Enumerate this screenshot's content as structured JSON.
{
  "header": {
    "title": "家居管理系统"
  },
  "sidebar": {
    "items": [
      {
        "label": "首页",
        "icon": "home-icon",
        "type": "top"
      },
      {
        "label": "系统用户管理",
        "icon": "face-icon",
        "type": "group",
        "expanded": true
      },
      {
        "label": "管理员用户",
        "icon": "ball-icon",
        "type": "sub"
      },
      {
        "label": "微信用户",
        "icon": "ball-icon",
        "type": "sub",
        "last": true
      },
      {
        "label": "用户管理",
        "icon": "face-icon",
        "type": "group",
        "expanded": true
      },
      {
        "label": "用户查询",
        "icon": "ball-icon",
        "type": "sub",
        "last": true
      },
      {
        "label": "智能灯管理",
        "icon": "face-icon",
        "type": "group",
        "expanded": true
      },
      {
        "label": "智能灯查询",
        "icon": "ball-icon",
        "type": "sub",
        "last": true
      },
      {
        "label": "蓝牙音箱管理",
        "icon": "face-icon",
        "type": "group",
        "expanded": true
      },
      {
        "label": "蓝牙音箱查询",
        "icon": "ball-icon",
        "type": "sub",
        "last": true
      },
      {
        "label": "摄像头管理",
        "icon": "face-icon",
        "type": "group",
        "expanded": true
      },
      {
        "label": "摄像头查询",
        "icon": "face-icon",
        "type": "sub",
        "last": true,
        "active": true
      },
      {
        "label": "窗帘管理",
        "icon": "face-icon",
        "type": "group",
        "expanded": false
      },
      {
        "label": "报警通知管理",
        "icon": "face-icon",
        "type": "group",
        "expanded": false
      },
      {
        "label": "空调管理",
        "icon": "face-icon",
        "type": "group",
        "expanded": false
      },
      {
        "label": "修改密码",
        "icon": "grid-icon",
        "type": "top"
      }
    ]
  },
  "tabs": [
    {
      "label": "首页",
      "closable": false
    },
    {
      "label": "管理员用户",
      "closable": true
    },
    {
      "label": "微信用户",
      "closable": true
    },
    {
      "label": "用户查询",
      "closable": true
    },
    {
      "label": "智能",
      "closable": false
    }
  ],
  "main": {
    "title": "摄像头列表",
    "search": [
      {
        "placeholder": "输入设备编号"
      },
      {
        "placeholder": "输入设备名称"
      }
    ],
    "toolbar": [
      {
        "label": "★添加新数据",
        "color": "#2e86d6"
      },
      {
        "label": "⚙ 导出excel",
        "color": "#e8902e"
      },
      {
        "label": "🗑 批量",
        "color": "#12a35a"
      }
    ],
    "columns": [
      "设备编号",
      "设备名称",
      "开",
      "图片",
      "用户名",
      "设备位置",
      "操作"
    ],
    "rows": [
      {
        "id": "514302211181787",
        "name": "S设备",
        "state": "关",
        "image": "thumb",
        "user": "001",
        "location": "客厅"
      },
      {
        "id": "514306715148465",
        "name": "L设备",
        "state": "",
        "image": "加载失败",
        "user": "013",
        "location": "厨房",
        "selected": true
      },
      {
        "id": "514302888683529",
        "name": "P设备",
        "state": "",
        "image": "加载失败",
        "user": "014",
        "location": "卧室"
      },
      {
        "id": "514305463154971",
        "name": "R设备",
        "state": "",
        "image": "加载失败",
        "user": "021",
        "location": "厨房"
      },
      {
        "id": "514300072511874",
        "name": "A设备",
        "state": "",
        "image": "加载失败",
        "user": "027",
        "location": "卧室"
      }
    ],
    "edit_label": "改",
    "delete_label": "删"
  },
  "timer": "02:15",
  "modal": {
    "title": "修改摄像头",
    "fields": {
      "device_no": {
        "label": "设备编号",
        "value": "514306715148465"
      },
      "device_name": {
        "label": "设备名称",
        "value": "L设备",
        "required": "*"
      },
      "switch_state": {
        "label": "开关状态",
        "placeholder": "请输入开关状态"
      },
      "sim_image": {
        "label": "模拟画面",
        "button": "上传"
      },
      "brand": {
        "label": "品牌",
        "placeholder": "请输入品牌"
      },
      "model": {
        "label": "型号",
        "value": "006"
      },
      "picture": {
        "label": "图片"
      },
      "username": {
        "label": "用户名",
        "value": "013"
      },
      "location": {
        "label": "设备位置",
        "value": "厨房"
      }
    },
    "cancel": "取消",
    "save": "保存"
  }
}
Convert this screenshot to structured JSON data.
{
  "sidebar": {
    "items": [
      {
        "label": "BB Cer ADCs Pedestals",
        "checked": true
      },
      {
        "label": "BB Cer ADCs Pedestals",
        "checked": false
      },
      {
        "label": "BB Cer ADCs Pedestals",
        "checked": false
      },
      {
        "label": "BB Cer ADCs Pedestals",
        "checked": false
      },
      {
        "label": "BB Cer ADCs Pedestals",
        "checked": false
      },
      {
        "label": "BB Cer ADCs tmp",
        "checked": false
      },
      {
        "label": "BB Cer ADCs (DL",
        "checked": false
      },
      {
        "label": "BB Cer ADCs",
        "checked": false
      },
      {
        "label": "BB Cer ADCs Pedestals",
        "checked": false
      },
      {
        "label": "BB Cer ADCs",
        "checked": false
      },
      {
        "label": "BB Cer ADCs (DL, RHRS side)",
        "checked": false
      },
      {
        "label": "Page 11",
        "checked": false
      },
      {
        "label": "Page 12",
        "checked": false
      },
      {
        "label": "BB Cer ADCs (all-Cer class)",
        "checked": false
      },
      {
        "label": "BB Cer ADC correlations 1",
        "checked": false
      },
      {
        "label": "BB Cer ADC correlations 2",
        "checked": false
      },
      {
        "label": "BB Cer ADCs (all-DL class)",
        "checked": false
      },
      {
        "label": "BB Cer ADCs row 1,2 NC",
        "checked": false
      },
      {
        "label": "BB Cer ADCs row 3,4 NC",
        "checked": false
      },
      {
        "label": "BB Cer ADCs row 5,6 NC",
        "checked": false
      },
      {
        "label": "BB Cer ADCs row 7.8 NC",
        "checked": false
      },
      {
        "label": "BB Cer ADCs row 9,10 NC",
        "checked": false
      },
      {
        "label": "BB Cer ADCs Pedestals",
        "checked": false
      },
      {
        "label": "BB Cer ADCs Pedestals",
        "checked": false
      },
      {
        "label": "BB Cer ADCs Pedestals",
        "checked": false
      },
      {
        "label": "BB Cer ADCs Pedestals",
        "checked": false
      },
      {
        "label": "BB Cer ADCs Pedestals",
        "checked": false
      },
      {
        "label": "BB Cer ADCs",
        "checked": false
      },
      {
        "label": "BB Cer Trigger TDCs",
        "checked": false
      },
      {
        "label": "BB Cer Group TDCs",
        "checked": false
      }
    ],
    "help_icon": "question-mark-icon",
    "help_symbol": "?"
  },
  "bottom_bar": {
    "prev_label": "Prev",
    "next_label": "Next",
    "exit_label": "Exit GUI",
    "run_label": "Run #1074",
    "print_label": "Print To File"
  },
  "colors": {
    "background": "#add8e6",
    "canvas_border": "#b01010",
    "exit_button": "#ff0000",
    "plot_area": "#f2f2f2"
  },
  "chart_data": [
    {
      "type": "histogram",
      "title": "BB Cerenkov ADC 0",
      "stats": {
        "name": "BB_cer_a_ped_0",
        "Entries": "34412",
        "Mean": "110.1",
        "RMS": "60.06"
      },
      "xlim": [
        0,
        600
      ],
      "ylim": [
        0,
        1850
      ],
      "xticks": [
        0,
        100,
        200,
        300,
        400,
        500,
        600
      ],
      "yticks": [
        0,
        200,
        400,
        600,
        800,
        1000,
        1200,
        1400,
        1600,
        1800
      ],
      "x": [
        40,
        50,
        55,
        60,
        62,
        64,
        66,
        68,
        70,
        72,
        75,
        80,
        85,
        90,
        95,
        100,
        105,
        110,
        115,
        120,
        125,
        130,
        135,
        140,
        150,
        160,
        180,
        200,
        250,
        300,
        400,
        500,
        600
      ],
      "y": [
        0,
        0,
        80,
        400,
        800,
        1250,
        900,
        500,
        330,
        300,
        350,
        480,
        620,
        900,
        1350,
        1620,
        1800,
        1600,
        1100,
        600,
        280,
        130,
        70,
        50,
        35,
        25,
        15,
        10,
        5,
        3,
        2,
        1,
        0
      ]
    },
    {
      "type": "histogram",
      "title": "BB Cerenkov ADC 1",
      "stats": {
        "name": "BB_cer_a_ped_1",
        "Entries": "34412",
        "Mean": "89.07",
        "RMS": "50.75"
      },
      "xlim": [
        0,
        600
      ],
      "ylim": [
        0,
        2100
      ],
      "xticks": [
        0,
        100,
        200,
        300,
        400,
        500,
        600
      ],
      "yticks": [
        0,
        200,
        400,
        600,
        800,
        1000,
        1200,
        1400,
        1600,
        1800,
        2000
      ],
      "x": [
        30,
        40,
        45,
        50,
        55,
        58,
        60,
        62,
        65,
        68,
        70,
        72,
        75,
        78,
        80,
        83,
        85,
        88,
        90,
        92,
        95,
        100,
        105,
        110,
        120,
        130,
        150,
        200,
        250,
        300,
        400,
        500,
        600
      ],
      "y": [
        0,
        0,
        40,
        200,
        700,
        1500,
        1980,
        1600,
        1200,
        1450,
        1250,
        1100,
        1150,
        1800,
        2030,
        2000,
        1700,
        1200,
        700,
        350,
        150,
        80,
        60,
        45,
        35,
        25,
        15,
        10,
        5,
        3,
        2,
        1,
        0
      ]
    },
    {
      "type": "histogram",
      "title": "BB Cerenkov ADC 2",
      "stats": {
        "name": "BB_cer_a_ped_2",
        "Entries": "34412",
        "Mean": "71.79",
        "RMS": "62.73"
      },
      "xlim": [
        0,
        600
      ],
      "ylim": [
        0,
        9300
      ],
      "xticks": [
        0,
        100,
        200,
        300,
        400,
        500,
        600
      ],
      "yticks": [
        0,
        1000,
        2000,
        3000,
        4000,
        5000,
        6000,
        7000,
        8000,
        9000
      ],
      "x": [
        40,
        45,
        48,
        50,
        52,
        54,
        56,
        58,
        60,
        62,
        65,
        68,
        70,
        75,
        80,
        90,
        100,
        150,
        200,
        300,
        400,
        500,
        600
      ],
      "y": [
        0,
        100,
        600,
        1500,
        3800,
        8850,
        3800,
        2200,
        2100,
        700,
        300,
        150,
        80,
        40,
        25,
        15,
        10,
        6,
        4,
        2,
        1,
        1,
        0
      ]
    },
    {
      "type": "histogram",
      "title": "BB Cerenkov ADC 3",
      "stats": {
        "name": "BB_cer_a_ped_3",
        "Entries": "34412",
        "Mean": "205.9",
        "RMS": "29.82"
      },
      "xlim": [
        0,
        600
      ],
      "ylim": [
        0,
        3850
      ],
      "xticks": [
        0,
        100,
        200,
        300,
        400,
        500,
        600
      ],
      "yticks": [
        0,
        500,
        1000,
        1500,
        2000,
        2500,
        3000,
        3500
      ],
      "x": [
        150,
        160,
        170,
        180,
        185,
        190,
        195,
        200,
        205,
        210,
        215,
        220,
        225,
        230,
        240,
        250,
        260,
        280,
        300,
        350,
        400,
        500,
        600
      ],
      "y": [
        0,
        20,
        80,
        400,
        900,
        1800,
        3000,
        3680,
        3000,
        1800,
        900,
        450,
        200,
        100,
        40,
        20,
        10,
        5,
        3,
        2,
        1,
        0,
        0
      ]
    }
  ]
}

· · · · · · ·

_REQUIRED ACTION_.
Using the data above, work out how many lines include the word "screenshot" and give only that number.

_PROBLEM SOLUTION_.
2